Lets focus on your home and radius markets.  

Your home market is your first anchor.  Assuming that you’ve established a healthy following already in your hometown, you should be drawing sizable crowds, getting reasonably good venue guarantees, and be moving merch well.  These two latter points will be key to survival in new markets where you will be working to replicate that hometown market all over again.  This never stops.  Each time you win a large following, that market becomes an anchor.  You should be working to establish these anchors roughly 3 to 5 hours apart for weekend strings and as far out as 9 plus hours for tours.  Guarantees in new test markets will, in all likelihood, be minimal at best if any at all.  There will be a lot of times starting out when fuel and food between stops is a luxury only afforded by your merch sales.  That’s where those anchors come into play.  Routing more than a couple test market stops between your “meat and potato” anchor stops WILL break the budget.  So will running out of merch… DON’T DO THAT!

Survival on tour is all about budgeting and being prepared for whatever gets thrown at you.  You can never count 100% on getting paid your full guarantee or being paid at all for every date booked, even with signed contracts.  This is especially true when you’re working new rooms and contacts.  Any tour that ends up breaking even should be considered a success.  If you do turn a profit after all the expenses, then that’s a huge success!  The real objective is to get your name out there in new markets and build that following.

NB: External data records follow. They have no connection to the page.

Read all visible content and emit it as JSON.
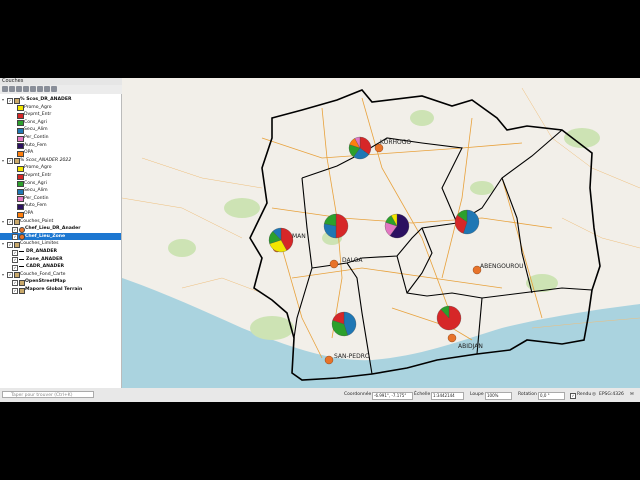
{
  "layers_panel": {
    "title": "Couches",
    "locator_placeholder": "Taper pour trouver (Ctrl+K)",
    "tree": [
      {
        "label": "% Scos_DR_ANADER",
        "bold": true,
        "checked": true,
        "indent": 0,
        "expand": true
      },
      {
        "label": "Promo_Agro",
        "swatch": "#f2e600",
        "indent": 2
      },
      {
        "label": "Dvpmt_Entr",
        "swatch": "#d62728",
        "indent": 2
      },
      {
        "label": "Cons_Agri",
        "swatch": "#2ca02c",
        "indent": 2
      },
      {
        "label": "Secu_Alim",
        "swatch": "#1f77b4",
        "indent": 2
      },
      {
        "label": "Per_Contin",
        "swatch": "#e377c2",
        "indent": 2
      },
      {
        "label": "Auto_Fem",
        "swatch": "#2b1060",
        "indent": 2
      },
      {
        "label": "OPA",
        "swatch": "#ff7f0e",
        "indent": 2
      },
      {
        "label": "% Scos_ANADER 2022",
        "checked": true,
        "indent": 0,
        "expand": true,
        "italic": true
      },
      {
        "label": "Promo_Agro",
        "swatch": "#f2e600",
        "indent": 2
      },
      {
        "label": "Dvpmt_Entr",
        "swatch": "#d62728",
        "indent": 2
      },
      {
        "label": "Cons_Agri",
        "swatch": "#2ca02c",
        "indent": 2
      },
      {
        "label": "Secu_Alim",
        "swatch": "#1f77b4",
        "indent": 2
      },
      {
        "label": "Per_Contin",
        "swatch": "#e377c2",
        "indent": 2
      },
      {
        "label": "Auto_Fem",
        "swatch": "#2b1060",
        "indent": 2
      },
      {
        "label": "OPA",
        "swatch": "#ff7f0e",
        "indent": 2
      },
      {
        "label": "Couches_Point",
        "checked": true,
        "indent": 0,
        "expand": true
      },
      {
        "label": "Chef_Lieu_DR_Anader",
        "bold": true,
        "checked": true,
        "indent": 1,
        "dot": "#e8732a"
      },
      {
        "label": "Chef_Lieu_Zone",
        "bold": true,
        "checked": true,
        "indent": 1,
        "dot": "#e8732a",
        "selected": true
      },
      {
        "label": "Couches_Limites",
        "checked": true,
        "indent": 0,
        "expand": true
      },
      {
        "label": "DR_ANADER",
        "bold": true,
        "checked": true,
        "indent": 1,
        "line": "#000000"
      },
      {
        "label": "Zone_ANADER",
        "bold": true,
        "checked": true,
        "indent": 1,
        "line": "#000000"
      },
      {
        "label": "CADR_ANADER",
        "bold": true,
        "checked": true,
        "indent": 1,
        "line": "#000000"
      },
      {
        "label": "Couche_Fond_Carte",
        "checked": true,
        "indent": 0,
        "expand": true
      },
      {
        "label": "OpenStreetMap",
        "bold": true,
        "checked": true,
        "indent": 1
      },
      {
        "label": "Mapore Global Terrain",
        "bold": true,
        "checked": true,
        "indent": 1
      }
    ]
  },
  "status_bar": {
    "coord_label": "Coordonnée",
    "coord_value": "-6.991°, -7.175°",
    "scale_label": "Échelle",
    "scale_value": "1:3442144",
    "magnifier_label": "Loupe",
    "magnifier_value": "100%",
    "rotation_label": "Rotation",
    "rotation_value": "0,0 °",
    "render_label": "Rendu",
    "crs": "EPSG:4326"
  },
  "map": {
    "city_labels": [
      {
        "id": "korhogo",
        "text": "KORHOGO"
      },
      {
        "id": "man",
        "text": "MAN"
      },
      {
        "id": "daloa",
        "text": "DALOA"
      },
      {
        "id": "abengourou",
        "text": "ABENGOUROU"
      },
      {
        "id": "sanpedro",
        "text": "SAN-PEDRO"
      },
      {
        "id": "abidjan",
        "text": "ABIDJAN"
      }
    ]
  },
  "chart_data": [
    {
      "type": "pie",
      "title": "",
      "categories": [
        "Dvpmt_Entr",
        "Secu_Alim",
        "Cons_Agri",
        "OPA",
        "Per_Contin"
      ],
      "values": [
        35,
        25,
        20,
        12,
        8
      ],
      "location": "KORHOGO"
    },
    {
      "type": "pie",
      "title": "",
      "categories": [
        "Dvpmt_Entr",
        "Secu_Alim",
        "Cons_Agri"
      ],
      "values": [
        50,
        28,
        22
      ],
      "location": "centre-ouest"
    },
    {
      "type": "pie",
      "title": "",
      "categories": [
        "Auto_Fem",
        "Per_Contin",
        "Cons_Agri",
        "Promo_Agro"
      ],
      "values": [
        60,
        20,
        12,
        8
      ],
      "location": "centre"
    },
    {
      "type": "pie",
      "title": "",
      "categories": [
        "Secu_Alim",
        "Dvpmt_Entr",
        "Cons_Agri"
      ],
      "values": [
        55,
        30,
        15
      ],
      "location": "est"
    },
    {
      "type": "pie",
      "title": "",
      "categories": [
        "Dvpmt_Entr",
        "Promo_Agro",
        "Cons_Agri",
        "Secu_Alim"
      ],
      "values": [
        42,
        28,
        18,
        12
      ],
      "location": "MAN"
    },
    {
      "type": "pie",
      "title": "",
      "categories": [
        "Secu_Alim",
        "Cons_Agri",
        "Dvpmt_Entr"
      ],
      "values": [
        45,
        35,
        20
      ],
      "location": "sud-ouest"
    },
    {
      "type": "pie",
      "title": "",
      "categories": [
        "Dvpmt_Entr",
        "Cons_Agri"
      ],
      "values": [
        88,
        12
      ],
      "location": "sud"
    }
  ],
  "colors": {
    "Promo_Agro": "#f2e600",
    "Dvpmt_Entr": "#d62728",
    "Cons_Agri": "#2ca02c",
    "Secu_Alim": "#1f77b4",
    "Per_Contin": "#e377c2",
    "Auto_Fem": "#2b1060",
    "OPA": "#ff7f0e",
    "selection": "#1c77d1",
    "boundary": "#000000",
    "roads": "#e8a13b",
    "sea": "#aad3df",
    "land": "#f2efe9",
    "forest": "#cde3b4",
    "city_marker": "#e8732a"
  }
}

The whole landscape of the music business is shifting and constantly changing.  A recent topic of debate among many of my peers has been, is touring profitable anymore?  I have many friends on both sides of that fence.  Some who got in the game when venue pay and general attendance were high, which allowed them to generate large enough national followings to still warrant hefty guarantees, are now in the catch 22 of “always on tour”.  They simply can’t afford to not be on tour full time now.  On the other side, with guarantees way lower, it may be more profitable to tap into other revenue streams, than to try to stay out on the road all the time.  The bottom line is, touring is still the most effective means of developing a strong following.  People still love to see a killer live show and actually meet the artists.

Don’t let me discourage you, but be aware of what you are about to do.  Making the jump from hobby to career is no smooth path.  It’s a lot of work.  Touring can actually be fun, rewarding, and give you a whole new perspective on life.  It will broaden your horizons, make you laugh, cry, and open your eyes to that big world outside of your box.  Nothing beats the feeling of knowing you left every ounce of yourself that you had to give on that stage night after night.

Is there ever going to be a “right time”?  Probably not…

But, as my friend Wade Sutton from Rocket to the Stars says, “Sometimes you jump. Sometimes you get pushed.  Either way, you’re going to learn to fly.”

Alright, there’s my two cents, now watch Nate’s interview, and go start planning that maiden tour!

Greg Barrett is the drummer for the indie rock band Seasons of Me, session musician for The Sound Asylum Recording & Mastering Studio, and follower/student of trends and marketing strategies in the new music industry.  You can read his bio on his artist page at the Saluda Cymbals web site and check out his band at their official site using the links below.

Greg Barrett at Saluda Cymbals